    But given that the comments eventually arrived at the question, “What’s the other crucial “thing” to cover? Science, I think, but I’m not sure what book to recommend,” I thought I’d offer my response to it despite it being too late to be included. From a pure science perspective (meaning apart from Jason’s wise advice to include practical technical texts first), I’d nominate Darwin’s Dangerous Idea by Daniel Dennett. He’s not a leading evolutionary biologist, not a biologist at all, but for conveying the foundational ideas about evolution that have shaped civilization since the discovery of evolution (the Neo-Darwinian Synthesis), I don’t know that a more elegant presentation of that set of ideas in the context of the history of related and competing ideas that it supplanted, has ever been presented. (And if there are candidates for that distinction that I don’t know of, I’d love to hear about them).
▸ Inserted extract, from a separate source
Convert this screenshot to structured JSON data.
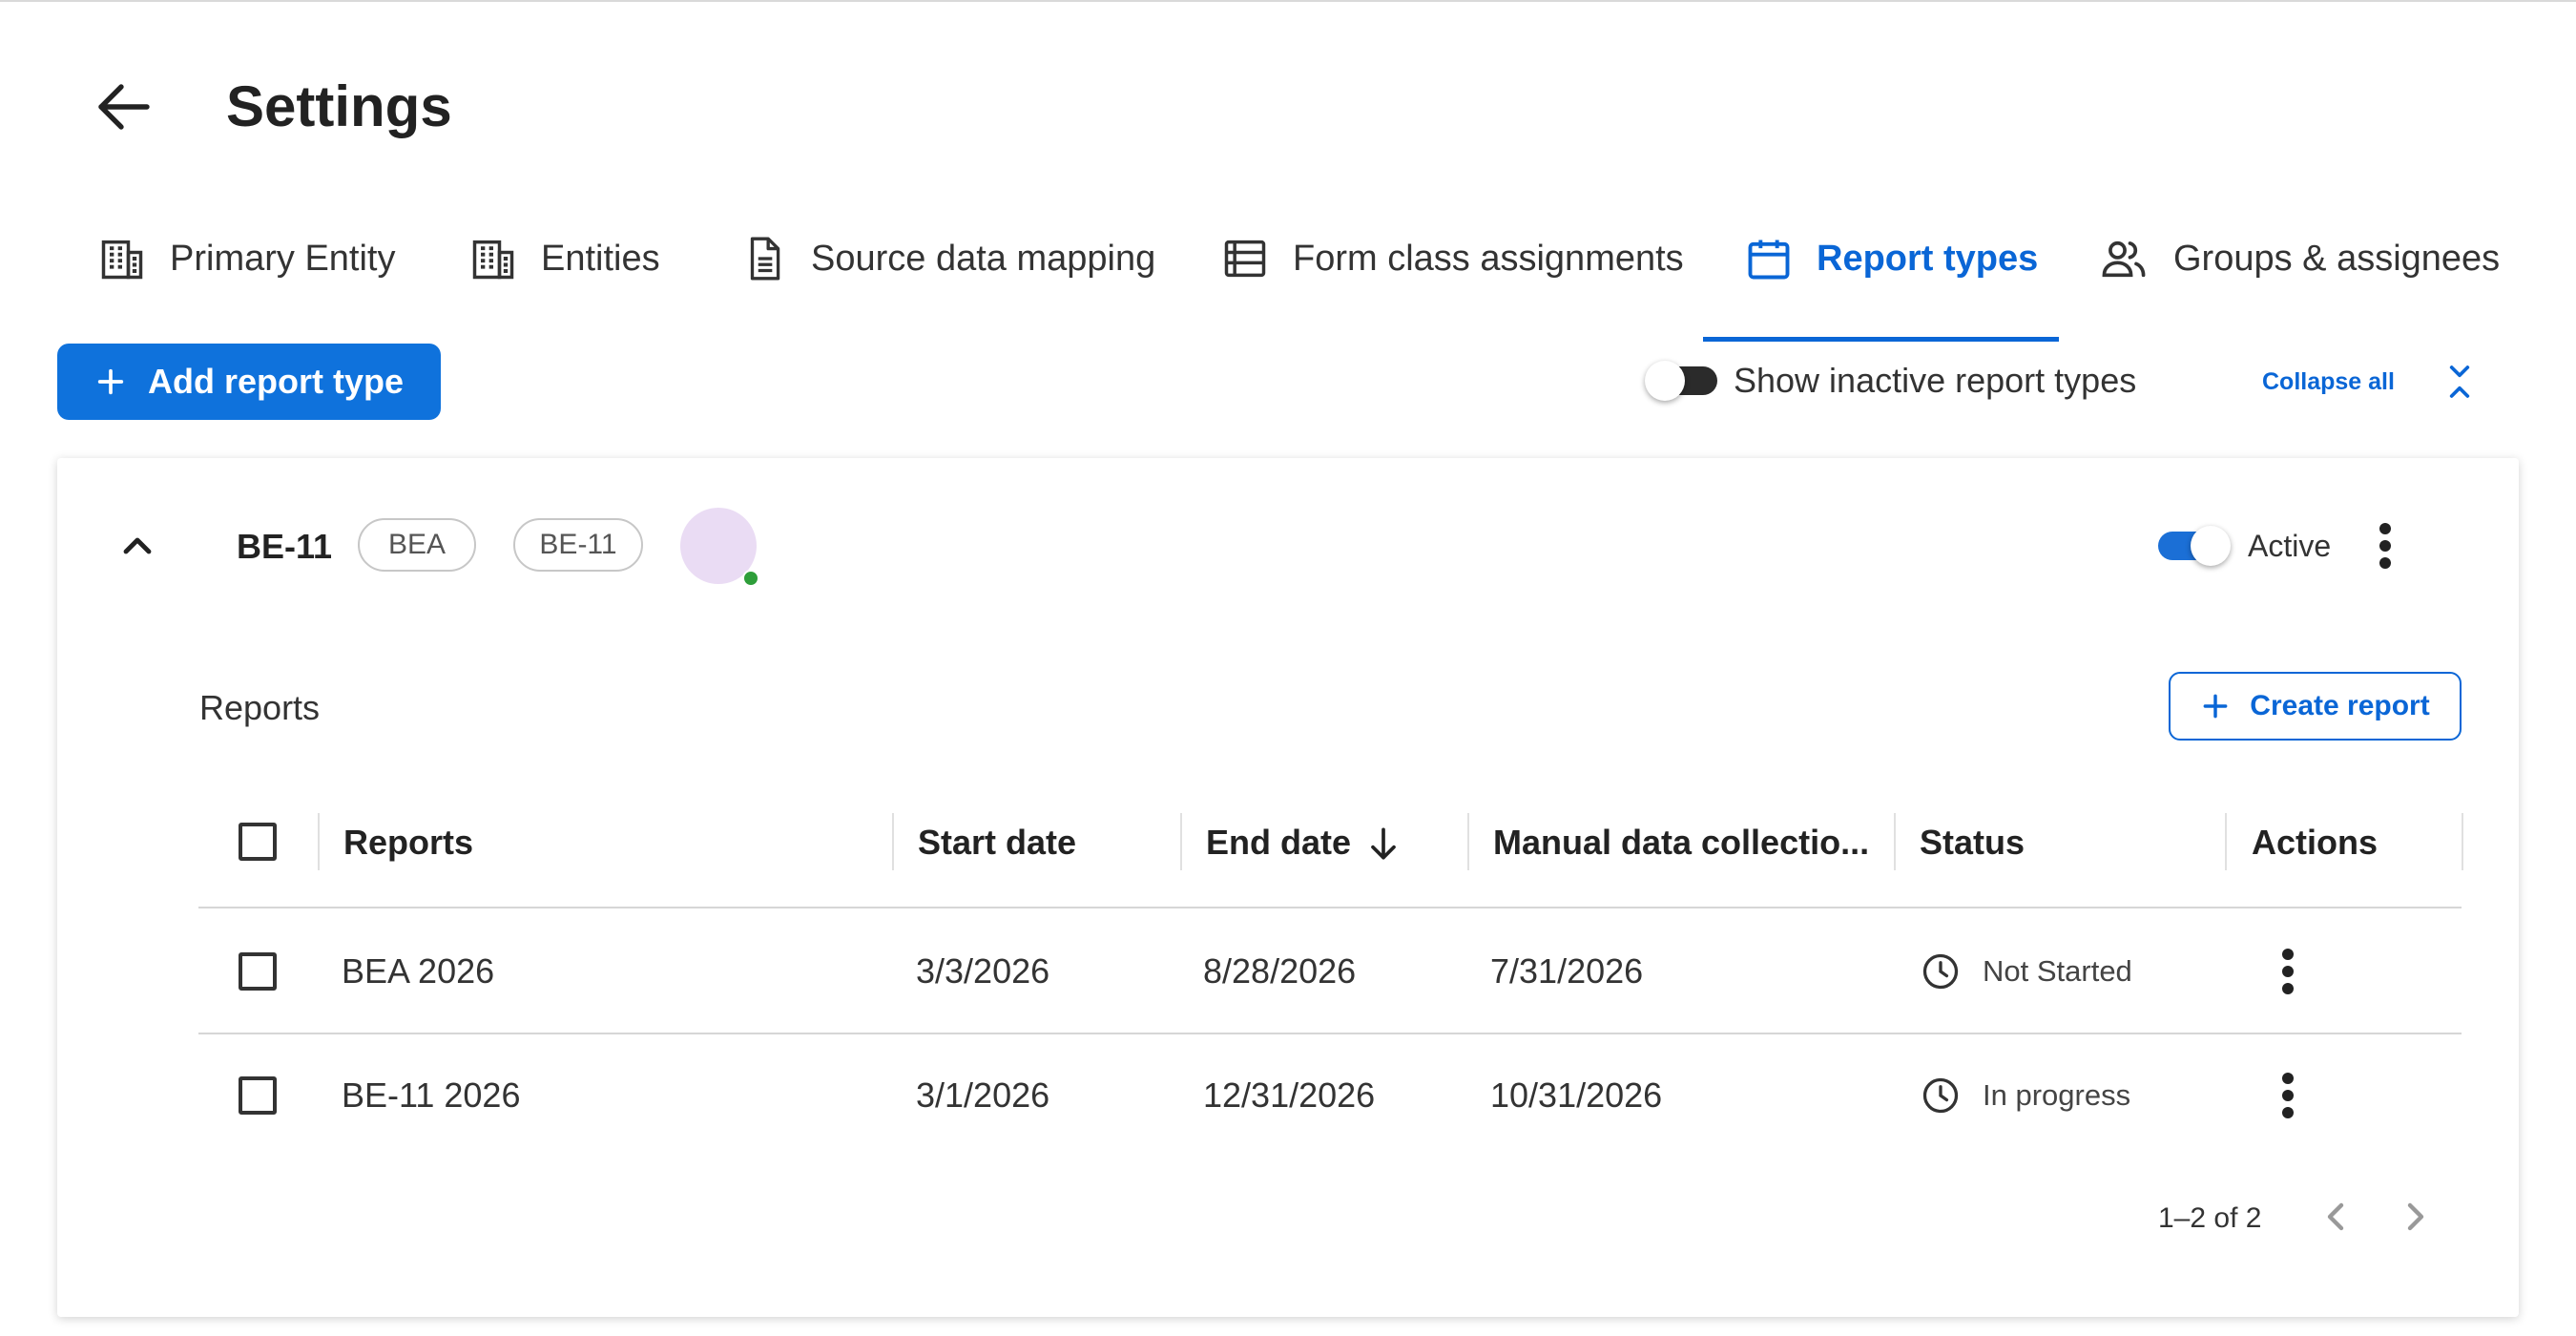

    Of course, as a central science text, I can’t argue with the Principia, but in terms of actual use, I worry that it would sit on the shelf as we built out new civilization. Over time, as the foundational principles of Newtonian physics became hazier and hazier to us, we’d probably regret taking the Dennett, so I probably come down with those who voted for Newton. But I wanted Dennett’s essay to be mentioned.Report
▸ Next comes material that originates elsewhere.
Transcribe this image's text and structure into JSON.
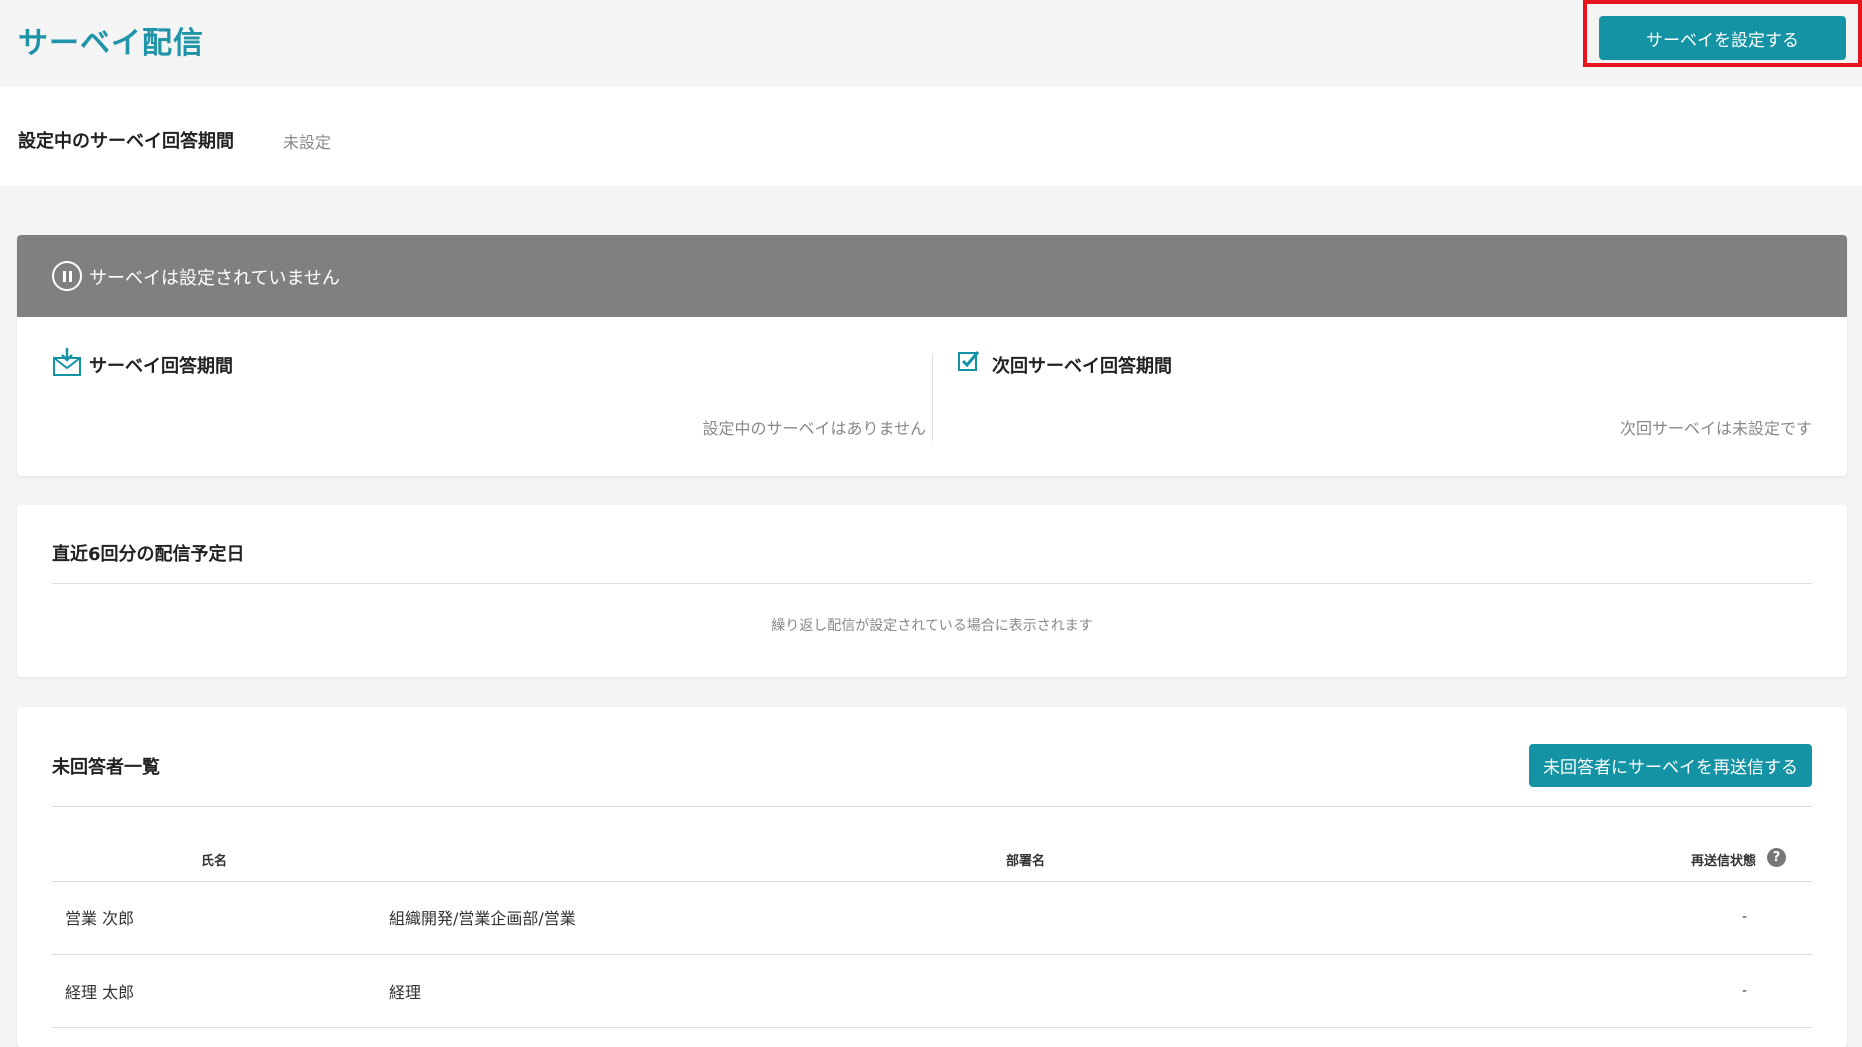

  10. Damon says:

    While Heinlein’s book IS science fiction, the subject is 4th generation warefare/revolution to free the Moon from an oppressive Terran gov’t. and form a society with much less gov’t involvment in people’s lives.

    It was in that context that I put it forth as a suggestion.Report

  11. Sam says:

    I completely blew it on forgetting Hitchhiker’s Guide To The Galaxy. Apologies all. Also, I’d wager there are an awful lot of impressive intellectuals here…and then there’s me and my books.Report

    • zic in reply to Sam says:

      Sam, I’m feeling bad I didn’t mention the Phillip K. Dick/Roger Zelazney book, Deus Irae.

      As I recall, it includes an awesome scene of giant cock roaches worshiping a VW Bug. And it’s an excellent look at primer on how a religion get’s a toe hold in a crisis.Report